My passion for mobile technology has been going on for 26 years. Which means that I have inevitably contributed to digital waste by buying and selling mobile devices. Last week, I tested a smartphone designed to counter these behaviors. Come again? Thanks to modular hardware repairs and one of the longest software support policies I’ve ever seen.
The new phone takes up the iconic modular design of the previous Fairphone models. The idea is that there is a basic framework from which it is possible to assemble modules. It is equipped with :
- Of a Qualcomm 5G processor
- A RAM of 8 GB
- An internal storage space of 256 GB with a microSD card slot supporting up to 2 TB
- With an IP55 dust and water resistance rating
- A removable 4,200 mAh battery
- Of a triple camera system powered by sensors manufactured by Sony.
Not so bad for a gadget that wants to be environmentally friendly.
The advantage of longevity
Sustainable development, as with previous models, is the key to the new Fairphone 5, with recycled materials from fair trade mining and a trade-in program for your old smartphone.
By all accounts, the Fairphone 5 is an excellent mid-range smartphone, but its strength lies in its longevity. Fairphone offers a five-year warranty and promises at least five years of major updates to the Android operating system, with a goal of 8 to 10 years of software support.

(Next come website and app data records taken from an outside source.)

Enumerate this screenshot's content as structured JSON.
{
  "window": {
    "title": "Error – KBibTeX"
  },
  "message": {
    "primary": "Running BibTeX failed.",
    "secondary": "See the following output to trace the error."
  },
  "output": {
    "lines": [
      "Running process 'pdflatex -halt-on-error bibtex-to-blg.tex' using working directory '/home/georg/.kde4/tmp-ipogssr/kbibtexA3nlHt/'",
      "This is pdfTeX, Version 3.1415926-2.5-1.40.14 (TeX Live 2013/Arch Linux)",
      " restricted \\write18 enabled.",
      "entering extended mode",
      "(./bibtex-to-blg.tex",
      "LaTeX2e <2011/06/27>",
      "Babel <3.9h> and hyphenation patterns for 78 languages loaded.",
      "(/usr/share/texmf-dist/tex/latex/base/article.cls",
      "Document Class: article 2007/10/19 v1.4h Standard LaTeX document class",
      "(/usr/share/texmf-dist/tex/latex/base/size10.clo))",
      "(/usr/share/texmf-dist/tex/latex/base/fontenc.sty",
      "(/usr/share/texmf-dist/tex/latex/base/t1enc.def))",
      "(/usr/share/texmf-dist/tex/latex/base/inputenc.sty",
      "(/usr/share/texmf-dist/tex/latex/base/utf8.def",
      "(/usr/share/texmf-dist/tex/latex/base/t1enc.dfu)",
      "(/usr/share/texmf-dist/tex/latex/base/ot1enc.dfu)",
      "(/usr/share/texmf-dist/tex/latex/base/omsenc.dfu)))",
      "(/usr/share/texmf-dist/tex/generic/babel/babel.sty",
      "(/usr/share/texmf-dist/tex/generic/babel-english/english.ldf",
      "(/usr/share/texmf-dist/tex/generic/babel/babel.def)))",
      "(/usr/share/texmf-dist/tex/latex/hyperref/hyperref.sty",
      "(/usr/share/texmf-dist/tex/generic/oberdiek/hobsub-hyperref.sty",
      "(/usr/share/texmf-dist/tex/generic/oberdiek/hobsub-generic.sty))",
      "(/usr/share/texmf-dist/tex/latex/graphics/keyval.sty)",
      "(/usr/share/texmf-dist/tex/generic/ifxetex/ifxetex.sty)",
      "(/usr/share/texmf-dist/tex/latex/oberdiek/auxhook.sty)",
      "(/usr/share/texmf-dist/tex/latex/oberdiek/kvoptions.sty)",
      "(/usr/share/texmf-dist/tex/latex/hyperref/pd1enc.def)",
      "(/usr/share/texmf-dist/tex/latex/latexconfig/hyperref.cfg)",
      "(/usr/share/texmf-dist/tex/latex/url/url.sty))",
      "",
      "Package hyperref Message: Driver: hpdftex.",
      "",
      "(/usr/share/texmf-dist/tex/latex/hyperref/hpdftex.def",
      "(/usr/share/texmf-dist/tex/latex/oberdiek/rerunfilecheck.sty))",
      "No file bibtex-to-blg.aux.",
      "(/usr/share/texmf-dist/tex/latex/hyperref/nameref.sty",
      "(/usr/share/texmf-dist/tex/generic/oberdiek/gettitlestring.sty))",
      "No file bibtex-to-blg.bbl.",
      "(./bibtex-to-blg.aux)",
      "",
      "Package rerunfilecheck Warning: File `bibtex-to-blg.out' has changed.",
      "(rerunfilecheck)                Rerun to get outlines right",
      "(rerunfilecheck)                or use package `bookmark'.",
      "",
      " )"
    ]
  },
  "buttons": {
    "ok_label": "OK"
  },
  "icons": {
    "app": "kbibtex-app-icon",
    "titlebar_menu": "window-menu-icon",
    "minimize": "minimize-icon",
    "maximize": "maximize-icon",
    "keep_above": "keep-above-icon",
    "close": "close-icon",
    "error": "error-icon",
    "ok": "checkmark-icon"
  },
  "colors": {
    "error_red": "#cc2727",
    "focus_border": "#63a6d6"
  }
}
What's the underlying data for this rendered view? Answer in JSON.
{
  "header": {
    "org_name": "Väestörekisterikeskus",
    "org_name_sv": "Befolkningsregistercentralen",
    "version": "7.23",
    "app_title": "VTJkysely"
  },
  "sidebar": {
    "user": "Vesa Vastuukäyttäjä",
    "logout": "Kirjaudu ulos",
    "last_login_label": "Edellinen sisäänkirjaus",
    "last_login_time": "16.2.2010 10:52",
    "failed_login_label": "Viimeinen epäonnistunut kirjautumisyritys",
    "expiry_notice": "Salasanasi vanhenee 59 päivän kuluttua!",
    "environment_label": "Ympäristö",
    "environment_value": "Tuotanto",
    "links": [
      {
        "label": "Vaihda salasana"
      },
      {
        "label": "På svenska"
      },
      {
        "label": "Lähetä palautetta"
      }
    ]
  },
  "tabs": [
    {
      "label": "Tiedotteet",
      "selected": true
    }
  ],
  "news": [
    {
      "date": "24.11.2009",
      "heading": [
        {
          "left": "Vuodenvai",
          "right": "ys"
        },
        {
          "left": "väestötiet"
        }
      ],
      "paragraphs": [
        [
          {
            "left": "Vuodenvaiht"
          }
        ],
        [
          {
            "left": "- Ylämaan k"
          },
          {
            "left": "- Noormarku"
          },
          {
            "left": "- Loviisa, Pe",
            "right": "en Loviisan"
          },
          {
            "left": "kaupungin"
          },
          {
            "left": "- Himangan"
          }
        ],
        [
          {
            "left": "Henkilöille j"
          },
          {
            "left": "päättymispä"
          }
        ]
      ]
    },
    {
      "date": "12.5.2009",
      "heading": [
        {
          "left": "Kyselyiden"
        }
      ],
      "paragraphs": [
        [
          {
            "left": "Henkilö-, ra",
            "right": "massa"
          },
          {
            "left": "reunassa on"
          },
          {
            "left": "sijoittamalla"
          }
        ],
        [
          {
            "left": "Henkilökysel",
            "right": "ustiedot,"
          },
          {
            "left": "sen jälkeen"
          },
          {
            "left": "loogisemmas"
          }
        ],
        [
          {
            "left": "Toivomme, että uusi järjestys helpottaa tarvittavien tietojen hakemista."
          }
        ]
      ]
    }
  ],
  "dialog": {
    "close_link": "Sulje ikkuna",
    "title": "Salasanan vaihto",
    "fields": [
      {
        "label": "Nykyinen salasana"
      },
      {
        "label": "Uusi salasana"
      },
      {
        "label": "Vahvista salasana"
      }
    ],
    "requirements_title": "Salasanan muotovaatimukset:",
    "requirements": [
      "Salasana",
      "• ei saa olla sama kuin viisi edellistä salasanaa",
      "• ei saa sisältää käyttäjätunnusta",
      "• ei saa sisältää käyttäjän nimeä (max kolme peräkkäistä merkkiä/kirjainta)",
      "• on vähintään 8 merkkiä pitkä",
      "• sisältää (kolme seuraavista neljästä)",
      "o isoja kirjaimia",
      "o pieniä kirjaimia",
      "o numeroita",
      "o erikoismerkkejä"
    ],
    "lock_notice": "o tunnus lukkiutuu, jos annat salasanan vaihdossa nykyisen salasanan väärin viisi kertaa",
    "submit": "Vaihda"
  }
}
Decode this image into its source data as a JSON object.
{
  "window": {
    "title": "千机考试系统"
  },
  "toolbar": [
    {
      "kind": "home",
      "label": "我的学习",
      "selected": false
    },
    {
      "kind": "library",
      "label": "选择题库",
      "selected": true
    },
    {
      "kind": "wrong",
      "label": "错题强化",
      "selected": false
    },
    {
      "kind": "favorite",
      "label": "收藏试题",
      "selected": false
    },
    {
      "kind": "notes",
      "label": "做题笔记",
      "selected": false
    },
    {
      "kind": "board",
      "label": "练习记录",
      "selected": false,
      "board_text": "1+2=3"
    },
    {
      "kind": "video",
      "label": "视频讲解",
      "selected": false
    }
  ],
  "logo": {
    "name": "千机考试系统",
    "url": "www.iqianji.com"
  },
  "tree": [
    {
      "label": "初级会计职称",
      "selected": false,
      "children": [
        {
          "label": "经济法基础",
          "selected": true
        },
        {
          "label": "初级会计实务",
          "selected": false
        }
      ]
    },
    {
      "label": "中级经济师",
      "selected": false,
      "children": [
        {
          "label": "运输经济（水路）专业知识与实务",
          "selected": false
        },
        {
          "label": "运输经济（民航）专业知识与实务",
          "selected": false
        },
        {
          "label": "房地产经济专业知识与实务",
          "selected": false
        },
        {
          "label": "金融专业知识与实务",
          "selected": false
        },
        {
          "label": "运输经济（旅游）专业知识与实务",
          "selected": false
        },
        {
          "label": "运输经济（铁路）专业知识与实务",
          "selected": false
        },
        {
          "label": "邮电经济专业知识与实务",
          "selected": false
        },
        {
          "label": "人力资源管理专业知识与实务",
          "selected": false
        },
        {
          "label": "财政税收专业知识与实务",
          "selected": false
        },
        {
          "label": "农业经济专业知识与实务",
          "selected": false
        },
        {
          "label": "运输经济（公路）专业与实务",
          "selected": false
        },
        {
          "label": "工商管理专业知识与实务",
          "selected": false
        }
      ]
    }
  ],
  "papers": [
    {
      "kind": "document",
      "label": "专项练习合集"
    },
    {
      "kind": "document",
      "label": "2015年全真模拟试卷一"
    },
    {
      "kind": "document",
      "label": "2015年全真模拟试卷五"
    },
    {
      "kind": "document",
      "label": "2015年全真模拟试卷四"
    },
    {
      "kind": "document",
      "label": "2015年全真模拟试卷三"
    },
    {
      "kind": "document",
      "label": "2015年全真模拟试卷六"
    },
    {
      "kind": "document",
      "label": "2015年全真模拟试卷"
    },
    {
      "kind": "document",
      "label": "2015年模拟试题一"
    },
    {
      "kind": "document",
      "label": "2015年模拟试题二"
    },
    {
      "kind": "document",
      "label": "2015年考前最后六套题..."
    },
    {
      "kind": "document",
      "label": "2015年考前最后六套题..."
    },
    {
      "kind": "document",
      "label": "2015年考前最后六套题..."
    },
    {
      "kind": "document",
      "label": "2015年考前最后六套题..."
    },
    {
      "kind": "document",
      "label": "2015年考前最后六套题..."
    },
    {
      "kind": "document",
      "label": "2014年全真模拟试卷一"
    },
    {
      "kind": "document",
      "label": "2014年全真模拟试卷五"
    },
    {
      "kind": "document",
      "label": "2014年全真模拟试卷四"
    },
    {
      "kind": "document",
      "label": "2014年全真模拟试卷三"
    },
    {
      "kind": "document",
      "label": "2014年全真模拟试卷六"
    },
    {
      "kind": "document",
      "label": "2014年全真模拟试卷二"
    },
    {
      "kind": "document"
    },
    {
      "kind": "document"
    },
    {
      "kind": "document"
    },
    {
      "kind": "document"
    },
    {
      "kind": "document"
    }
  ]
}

And if you want to replace one of the ten modular parts, you just need to use a screwdriver to do it without fear of interfering with the operation of the device.
Fortunately, when I took the Fairphone 5 out of its box, I was immediately impressed by its foolproof solidity, its beautiful light blue color, its curved metal edges, its matte plastic back, its side power/fingerprint sensor button and its overall appearance. I loaded it and turned it on to discover a beautiful 6.46-inch OLED screen, capable of a refresh rate of 90 Hz.
The Fairphone 5 supports an eSIM card
The back cover is removable and reveals a large replaceable battery that can be recharged via a 30W charger, a microSD card slot and a SIM card slot. The rear panel snaps securely in several places of the device, which allows it to reach the IP55 standard for water resistance. The Fairphone 5 also supports an eSIM card.
Here is what is included in the package. Matthew Miller/ZDNET
The Qualcomm QCM6490 processor supports 5G networks and Wi-Fi 6E and is mainly intended for IoT solutions such as rugged tablets. During my tests, the chip proved its ability to do the job for communications, applications and some games.
However, when I tested the phone with a Verizon SIM card (editor’s note. american telecommunications operator), I was unable to establish a cellular connection. But a T-Mobile USA SIM card (editor’s note. other American telecommunications operator) worked well, and I was satisfied with the signal strength in all areas where I tested it. The download speeds were also powerful, ranging from 36 Mbps to 58 Mbps.
I also took many photos with the front and rear cameras, as the quality of the camera is usually neglected on cheaper phones. And unsurprisingly, on this front, the Fairphone 5 is nothing extraordinary.
ZDNET’s buying tips for the Fairphone 5
Overall, the Fairphone 5 is beautiful, efficient and positioned as a competitive mid-range smartphone with a suggested retail price of € 699. This price is higher than that of other mid-range Android smartphones. But if you consider that this is the only smartphone that you will need for at least the next five years and that you are helping the planet, it is much easier to justify the price.
Apple, Samsung and Google offer a few years of software updates with the latest smartphones, but each company continues to sell new models every year and even offers promotions to encourage consumers to make annual updates. This is not a good thing for the environment or for the people who work to obtain the materials necessary to make these phones.
Fairphone gives consumers the opportunity to take action and contribute to the reduction of waste, while showing that having the latest fashionable smartphone is not sustainable in the long term. The question now is whether you will buy one.
To go further on the Fairphone
Source: “ZDNet.com “